Task requirements: From the data, copy out every line in which the word "terminal" appears.

** Material for the task follows **

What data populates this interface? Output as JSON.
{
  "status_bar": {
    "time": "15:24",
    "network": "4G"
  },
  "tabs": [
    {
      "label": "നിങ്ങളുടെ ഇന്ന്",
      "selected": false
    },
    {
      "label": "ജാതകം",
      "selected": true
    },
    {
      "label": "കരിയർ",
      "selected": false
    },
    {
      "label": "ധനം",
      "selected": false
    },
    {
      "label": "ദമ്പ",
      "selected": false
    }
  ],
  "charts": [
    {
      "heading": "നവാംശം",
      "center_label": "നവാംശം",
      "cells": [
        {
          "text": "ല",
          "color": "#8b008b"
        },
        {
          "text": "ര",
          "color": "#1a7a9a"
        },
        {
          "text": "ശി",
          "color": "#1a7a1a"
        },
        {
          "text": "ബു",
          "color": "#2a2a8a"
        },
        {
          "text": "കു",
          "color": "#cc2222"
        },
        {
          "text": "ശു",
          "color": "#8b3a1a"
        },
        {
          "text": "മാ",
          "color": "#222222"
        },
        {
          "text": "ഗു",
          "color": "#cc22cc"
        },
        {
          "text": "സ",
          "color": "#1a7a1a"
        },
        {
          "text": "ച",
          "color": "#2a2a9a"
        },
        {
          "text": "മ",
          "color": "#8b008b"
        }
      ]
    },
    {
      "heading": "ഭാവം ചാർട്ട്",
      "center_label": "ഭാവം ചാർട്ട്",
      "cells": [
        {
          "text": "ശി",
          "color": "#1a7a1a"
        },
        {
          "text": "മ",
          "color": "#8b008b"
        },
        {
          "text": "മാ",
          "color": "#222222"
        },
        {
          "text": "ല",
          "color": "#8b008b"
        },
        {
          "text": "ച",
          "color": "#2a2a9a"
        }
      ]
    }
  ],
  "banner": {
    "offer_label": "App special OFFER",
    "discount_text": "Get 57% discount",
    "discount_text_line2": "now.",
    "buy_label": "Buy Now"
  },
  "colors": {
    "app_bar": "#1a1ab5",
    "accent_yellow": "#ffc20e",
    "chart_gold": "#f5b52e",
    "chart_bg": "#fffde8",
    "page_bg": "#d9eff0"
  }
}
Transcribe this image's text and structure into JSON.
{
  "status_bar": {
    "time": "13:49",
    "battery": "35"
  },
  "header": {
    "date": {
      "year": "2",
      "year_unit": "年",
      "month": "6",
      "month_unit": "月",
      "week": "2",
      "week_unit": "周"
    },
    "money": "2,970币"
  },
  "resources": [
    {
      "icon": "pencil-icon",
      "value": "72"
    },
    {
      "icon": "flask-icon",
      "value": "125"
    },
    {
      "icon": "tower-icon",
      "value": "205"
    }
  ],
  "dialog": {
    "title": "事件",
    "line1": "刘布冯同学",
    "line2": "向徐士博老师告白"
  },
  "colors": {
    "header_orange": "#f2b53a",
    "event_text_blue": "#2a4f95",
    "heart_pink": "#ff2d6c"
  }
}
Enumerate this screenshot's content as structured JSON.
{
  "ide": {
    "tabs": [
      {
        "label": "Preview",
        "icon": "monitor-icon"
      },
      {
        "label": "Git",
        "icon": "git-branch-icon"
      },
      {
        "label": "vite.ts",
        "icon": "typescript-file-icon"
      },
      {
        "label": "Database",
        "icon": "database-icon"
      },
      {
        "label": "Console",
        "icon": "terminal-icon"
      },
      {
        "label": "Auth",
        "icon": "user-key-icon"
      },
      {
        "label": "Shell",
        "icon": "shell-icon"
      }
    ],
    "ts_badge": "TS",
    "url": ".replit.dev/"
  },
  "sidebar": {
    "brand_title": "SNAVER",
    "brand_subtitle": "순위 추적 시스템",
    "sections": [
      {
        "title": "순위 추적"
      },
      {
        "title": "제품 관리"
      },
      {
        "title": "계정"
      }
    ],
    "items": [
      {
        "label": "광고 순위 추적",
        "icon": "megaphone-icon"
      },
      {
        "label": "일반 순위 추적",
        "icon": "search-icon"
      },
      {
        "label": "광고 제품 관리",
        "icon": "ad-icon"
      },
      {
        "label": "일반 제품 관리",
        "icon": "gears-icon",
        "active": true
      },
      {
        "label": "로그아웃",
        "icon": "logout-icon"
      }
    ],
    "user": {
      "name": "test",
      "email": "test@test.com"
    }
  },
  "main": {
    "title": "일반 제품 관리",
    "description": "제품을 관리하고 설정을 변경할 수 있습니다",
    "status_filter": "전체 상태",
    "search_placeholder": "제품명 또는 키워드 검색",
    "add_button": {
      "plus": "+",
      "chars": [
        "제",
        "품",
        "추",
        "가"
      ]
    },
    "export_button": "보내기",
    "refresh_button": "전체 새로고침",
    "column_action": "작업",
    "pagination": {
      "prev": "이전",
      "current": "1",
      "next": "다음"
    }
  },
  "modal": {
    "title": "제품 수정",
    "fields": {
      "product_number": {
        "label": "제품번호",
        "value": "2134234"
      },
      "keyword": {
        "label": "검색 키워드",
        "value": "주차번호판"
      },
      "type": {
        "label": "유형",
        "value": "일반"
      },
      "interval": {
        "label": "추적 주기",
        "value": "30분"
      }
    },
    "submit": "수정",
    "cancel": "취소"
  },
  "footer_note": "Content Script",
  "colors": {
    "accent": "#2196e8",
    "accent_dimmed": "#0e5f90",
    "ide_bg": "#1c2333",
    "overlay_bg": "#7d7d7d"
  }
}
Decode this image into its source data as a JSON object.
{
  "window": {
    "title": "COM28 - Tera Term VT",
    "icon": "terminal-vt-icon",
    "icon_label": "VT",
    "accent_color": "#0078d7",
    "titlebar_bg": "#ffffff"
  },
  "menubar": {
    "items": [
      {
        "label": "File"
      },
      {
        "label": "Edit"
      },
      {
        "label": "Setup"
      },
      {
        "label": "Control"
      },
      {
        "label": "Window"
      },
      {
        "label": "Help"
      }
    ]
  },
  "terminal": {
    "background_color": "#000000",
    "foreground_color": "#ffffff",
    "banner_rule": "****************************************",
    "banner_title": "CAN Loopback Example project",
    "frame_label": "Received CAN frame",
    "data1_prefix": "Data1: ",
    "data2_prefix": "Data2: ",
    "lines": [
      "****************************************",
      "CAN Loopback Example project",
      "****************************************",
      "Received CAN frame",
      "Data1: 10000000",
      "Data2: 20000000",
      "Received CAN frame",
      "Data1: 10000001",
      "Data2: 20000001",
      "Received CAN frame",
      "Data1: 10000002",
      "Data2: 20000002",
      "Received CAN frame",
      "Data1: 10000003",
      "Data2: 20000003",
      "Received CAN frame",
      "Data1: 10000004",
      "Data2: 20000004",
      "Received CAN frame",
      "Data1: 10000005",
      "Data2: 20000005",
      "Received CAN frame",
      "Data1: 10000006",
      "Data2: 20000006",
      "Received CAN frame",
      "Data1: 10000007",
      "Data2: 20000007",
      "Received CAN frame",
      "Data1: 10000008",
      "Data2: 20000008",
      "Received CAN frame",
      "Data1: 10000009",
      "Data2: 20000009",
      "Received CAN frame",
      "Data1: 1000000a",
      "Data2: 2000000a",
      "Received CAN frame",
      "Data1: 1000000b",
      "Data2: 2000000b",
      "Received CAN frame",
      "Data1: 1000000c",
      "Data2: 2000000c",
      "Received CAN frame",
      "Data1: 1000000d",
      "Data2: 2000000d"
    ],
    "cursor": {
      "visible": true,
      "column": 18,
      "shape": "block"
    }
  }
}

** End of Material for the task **

Solution:
        "icon": "terminal-icon"
    "icon": "terminal-vt-icon",
  "terminal": {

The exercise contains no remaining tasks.